**Dataset rows describing interfaces:**
[Start of Attachment]

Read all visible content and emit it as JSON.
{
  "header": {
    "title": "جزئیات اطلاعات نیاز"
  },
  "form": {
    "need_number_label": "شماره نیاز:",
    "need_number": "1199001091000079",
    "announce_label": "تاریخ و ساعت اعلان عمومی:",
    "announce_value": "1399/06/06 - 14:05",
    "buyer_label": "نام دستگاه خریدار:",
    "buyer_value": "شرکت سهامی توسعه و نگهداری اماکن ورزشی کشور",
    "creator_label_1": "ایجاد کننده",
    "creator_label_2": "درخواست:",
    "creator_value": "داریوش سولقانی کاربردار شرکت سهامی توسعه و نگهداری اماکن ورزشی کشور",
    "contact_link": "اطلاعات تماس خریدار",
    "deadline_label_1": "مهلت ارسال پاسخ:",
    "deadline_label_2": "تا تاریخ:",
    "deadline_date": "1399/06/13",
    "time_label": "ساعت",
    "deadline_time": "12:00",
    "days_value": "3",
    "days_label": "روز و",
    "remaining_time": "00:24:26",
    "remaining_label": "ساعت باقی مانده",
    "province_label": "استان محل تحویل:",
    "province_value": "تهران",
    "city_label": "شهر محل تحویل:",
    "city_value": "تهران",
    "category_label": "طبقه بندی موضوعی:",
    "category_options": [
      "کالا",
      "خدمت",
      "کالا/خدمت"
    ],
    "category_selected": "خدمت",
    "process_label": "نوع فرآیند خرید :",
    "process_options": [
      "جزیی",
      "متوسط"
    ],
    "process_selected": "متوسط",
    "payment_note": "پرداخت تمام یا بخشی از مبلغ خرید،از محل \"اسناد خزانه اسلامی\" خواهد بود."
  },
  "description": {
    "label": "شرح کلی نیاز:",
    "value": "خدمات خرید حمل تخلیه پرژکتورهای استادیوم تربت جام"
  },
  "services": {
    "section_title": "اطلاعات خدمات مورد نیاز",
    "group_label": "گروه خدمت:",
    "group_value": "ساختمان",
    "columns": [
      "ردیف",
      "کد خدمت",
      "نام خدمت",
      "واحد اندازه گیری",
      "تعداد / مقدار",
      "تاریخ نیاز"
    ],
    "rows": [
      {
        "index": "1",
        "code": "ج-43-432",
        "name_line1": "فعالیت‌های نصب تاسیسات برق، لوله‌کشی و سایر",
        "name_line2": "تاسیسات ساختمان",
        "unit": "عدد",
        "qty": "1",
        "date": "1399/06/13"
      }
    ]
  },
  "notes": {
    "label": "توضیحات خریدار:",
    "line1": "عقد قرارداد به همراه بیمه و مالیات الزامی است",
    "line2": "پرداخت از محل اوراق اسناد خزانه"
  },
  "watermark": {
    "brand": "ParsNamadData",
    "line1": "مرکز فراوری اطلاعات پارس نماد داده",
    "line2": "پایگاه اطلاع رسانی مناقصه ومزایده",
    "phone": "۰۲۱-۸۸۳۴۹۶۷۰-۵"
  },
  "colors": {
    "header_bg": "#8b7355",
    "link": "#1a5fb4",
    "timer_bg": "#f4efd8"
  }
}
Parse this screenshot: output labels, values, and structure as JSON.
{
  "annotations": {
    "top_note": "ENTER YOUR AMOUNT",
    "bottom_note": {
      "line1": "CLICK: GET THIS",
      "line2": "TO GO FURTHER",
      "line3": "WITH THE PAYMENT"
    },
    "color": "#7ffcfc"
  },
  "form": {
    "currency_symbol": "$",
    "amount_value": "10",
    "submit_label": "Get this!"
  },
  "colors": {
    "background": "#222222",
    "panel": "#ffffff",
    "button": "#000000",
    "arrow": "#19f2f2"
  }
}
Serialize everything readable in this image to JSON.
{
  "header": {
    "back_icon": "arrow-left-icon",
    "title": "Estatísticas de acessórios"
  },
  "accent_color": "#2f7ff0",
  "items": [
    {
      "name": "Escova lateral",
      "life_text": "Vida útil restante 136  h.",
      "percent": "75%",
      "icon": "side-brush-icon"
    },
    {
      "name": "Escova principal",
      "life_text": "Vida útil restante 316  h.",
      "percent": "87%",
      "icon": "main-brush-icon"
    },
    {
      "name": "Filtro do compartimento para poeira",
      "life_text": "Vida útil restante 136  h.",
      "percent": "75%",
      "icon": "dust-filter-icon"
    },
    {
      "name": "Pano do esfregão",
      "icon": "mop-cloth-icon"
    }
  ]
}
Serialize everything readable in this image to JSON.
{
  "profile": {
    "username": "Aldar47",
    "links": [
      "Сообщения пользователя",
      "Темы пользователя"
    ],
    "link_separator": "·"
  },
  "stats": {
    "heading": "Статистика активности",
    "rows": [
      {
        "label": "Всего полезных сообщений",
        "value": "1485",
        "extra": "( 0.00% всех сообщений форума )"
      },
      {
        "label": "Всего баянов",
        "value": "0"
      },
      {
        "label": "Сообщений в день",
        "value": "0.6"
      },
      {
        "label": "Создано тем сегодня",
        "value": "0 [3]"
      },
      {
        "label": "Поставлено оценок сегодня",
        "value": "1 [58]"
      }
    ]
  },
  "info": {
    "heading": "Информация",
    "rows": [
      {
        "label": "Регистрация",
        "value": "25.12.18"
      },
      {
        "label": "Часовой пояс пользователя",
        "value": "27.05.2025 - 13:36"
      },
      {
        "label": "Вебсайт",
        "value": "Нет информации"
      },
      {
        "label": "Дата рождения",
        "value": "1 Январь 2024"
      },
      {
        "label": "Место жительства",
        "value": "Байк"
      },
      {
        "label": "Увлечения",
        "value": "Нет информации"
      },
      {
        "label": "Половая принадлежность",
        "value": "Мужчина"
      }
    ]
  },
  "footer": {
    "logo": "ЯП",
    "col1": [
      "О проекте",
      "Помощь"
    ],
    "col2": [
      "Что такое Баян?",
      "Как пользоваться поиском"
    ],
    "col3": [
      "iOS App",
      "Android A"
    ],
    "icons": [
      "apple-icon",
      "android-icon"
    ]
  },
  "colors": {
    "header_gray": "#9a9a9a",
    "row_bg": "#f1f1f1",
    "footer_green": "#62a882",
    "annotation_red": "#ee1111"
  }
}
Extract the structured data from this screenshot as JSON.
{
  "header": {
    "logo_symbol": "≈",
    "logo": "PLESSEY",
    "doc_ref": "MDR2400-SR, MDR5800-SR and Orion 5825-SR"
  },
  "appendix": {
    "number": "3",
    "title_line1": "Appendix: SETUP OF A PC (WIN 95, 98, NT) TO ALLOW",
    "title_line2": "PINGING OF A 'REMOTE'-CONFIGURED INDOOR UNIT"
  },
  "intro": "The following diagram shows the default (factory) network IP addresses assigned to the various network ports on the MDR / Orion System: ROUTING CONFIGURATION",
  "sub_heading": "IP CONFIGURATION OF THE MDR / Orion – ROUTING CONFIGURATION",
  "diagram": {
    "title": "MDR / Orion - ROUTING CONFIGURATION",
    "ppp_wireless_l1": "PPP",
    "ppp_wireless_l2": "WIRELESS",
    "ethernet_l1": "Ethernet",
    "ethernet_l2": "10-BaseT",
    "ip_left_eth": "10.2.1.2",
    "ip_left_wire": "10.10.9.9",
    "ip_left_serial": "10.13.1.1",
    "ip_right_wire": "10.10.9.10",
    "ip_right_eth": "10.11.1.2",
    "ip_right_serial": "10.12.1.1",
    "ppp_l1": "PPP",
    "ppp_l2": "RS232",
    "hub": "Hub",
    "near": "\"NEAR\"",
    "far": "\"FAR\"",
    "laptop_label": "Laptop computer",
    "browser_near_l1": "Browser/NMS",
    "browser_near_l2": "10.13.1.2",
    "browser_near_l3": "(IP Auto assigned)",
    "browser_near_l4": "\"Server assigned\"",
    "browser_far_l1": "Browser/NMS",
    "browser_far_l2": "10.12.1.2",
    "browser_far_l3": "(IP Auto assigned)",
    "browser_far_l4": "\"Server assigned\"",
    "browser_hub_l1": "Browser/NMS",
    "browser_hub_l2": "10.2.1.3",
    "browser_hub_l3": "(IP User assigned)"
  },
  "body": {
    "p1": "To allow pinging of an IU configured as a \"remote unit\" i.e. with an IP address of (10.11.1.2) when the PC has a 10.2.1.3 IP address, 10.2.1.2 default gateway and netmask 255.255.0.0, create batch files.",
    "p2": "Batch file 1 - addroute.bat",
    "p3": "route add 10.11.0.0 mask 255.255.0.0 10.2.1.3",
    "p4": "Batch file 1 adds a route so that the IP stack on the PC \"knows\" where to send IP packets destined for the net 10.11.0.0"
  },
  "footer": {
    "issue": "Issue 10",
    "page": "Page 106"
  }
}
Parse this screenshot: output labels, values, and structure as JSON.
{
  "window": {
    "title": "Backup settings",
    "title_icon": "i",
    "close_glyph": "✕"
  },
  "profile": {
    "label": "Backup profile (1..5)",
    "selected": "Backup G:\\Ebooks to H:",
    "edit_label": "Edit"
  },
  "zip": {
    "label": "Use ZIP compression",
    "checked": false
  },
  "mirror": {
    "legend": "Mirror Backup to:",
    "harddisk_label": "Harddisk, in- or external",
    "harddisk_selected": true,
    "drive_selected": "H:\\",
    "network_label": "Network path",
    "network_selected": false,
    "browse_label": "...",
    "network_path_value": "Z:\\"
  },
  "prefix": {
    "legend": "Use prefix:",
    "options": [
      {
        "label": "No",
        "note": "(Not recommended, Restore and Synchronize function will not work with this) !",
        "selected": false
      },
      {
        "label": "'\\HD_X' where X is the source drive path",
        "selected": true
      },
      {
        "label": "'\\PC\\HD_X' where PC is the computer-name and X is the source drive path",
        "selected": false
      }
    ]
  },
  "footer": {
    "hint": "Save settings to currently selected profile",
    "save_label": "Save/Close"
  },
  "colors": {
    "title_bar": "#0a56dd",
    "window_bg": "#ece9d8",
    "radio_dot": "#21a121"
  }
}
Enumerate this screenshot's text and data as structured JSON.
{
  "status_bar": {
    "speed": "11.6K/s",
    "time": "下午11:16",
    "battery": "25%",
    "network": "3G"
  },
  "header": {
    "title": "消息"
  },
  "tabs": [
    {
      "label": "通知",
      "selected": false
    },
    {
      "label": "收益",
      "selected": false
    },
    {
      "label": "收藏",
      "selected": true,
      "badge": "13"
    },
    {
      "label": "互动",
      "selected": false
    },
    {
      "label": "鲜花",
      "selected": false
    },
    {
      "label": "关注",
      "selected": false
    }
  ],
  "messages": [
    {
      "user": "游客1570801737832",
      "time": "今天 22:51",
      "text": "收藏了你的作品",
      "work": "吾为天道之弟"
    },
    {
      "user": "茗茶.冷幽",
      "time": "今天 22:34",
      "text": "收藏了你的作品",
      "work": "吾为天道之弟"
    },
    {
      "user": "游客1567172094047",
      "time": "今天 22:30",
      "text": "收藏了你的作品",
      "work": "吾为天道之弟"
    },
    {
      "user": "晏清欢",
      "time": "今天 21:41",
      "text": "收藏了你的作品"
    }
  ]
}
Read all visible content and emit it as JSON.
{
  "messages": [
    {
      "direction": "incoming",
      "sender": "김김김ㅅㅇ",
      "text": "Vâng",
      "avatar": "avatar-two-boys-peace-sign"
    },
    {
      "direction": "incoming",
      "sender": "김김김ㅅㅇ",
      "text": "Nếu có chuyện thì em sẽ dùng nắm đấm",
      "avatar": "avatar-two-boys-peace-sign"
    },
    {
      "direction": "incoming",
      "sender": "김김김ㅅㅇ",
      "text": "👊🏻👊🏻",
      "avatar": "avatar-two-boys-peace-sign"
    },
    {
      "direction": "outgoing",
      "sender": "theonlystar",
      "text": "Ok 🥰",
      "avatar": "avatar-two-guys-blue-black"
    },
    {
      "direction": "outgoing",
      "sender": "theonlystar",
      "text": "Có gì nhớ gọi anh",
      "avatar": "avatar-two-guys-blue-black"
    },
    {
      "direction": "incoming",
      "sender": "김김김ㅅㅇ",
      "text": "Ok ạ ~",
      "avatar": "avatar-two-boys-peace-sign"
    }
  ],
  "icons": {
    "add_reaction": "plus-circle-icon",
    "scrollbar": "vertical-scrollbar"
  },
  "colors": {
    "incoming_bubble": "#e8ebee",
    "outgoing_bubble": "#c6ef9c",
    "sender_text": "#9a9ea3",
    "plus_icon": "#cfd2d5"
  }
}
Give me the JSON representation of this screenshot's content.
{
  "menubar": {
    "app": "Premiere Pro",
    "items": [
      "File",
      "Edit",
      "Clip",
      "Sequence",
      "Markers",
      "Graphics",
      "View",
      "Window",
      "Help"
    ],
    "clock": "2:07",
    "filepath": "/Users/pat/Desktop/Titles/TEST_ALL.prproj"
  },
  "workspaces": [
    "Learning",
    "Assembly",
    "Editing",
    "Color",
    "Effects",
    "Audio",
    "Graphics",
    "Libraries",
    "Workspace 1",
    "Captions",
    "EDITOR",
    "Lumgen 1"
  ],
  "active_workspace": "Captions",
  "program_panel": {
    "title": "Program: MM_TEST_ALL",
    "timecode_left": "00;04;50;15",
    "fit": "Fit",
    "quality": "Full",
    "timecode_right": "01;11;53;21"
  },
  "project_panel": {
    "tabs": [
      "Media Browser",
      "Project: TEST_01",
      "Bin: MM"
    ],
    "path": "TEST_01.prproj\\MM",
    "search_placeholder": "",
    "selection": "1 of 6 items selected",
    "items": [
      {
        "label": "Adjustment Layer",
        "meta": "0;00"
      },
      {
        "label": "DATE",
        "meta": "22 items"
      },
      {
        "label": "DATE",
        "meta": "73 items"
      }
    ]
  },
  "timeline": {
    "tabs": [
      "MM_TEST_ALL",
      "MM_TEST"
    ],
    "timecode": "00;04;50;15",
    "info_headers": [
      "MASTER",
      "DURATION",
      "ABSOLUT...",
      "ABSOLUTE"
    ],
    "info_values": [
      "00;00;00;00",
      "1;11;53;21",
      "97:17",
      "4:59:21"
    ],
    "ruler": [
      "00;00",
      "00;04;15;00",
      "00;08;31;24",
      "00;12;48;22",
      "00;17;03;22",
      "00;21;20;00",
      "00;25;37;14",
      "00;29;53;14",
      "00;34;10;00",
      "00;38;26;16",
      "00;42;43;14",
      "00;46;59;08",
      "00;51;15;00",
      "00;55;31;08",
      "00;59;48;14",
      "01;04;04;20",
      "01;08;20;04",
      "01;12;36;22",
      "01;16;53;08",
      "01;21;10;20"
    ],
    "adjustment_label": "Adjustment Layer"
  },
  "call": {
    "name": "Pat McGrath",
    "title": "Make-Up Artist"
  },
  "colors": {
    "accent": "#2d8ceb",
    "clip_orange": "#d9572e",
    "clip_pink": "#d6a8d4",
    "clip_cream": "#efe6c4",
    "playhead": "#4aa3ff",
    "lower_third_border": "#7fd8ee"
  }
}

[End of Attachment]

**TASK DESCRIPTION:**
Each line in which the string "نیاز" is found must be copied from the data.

**EXERCISE RESPONSE:**
    "title": "جزئیات اطلاعات نیاز"
    "need_number_label": "شماره نیاز:",
    "label": "شرح کلی نیاز:",
    "section_title": "اطلاعات خدمات مورد نیاز",
      "تاریخ نیاز"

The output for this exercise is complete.